Prompt: Would you return every entry below without a single difference?

*** Opening Entries supplied ***

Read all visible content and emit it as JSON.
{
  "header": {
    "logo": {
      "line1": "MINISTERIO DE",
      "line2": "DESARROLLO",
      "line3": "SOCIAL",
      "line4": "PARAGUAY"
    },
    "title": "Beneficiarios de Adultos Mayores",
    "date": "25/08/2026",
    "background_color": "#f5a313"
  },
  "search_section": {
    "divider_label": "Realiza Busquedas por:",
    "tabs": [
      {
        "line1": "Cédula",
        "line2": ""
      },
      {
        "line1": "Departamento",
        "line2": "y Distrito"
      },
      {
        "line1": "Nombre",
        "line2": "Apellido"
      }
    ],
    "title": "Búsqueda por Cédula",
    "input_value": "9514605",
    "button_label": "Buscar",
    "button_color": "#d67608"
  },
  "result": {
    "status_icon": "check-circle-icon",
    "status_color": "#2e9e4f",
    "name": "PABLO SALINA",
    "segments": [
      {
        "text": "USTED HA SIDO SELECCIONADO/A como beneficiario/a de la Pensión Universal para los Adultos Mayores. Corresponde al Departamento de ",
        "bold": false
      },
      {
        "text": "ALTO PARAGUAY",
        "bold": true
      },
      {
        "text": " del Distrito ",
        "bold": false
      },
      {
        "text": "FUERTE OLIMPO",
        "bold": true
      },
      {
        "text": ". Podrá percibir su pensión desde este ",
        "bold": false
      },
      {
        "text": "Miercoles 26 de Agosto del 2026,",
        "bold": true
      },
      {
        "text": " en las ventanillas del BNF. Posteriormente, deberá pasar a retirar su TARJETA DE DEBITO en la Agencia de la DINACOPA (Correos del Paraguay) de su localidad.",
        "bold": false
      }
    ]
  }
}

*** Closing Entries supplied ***

Answer to this task:
Read all visible content and emit it as JSON.
{
  "header": {
    "logo": {
      "line1": "MINISTERIO DE",
      "line2": "DESARROLLO",
      "line3": "SOCIAL",
      "line4": "PARAGUAY"
    },
    "title": "Beneficiarios de Adultos Mayores",
    "date": "25/08/2026",
    "background_color": "#f5a313"
  },
  "search_section": {
    "divider_label": "Realiza Busquedas por:",
    "tabs": [
      {
        "line1": "Cédula",
        "line2": ""
      },
      {
        "line1": "Departamento",
        "line2": "y Distrito"
      },
      {
        "line1": "Nombre",
        "line2": "Apellido"
      }
    ],
    "title": "Búsqueda por Cédula",
    "input_value": "9514605",
    "button_label": "Buscar",
    "button_color": "#d67608"
  },
  "result": {
    "status_icon": "check-circle-icon",
    "status_color": "#2e9e4f",
    "name": "PABLO SALINA",
    "segments": [
      {
        "text": "USTED HA SIDO SELECCIONADO/A como beneficiario/a de la Pensión Universal para los Adultos Mayores. Corresponde al Departamento de ",
        "bold": false
      },
      {
        "text": "ALTO PARAGUAY",
        "bold": true
      },
      {
        "text": " del Distrito ",
        "bold": false
      },
      {
        "text": "FUERTE OLIMPO",
        "bold": true
      },
      {
        "text": ". Podrá percibir su pensión desde este ",
        "bold": false
      },
      {
        "text": "Miercoles 26 de Agosto del 2026,",
        "bold": true
      },
      {
        "text": " en las ventanillas del BNF. Posteriormente, deberá pasar a retirar su TARJETA DE DEBITO en la Agencia de la DINACOPA (Correos del Paraguay) de su localidad.",
        "bold": false
      }
    ]
  }
}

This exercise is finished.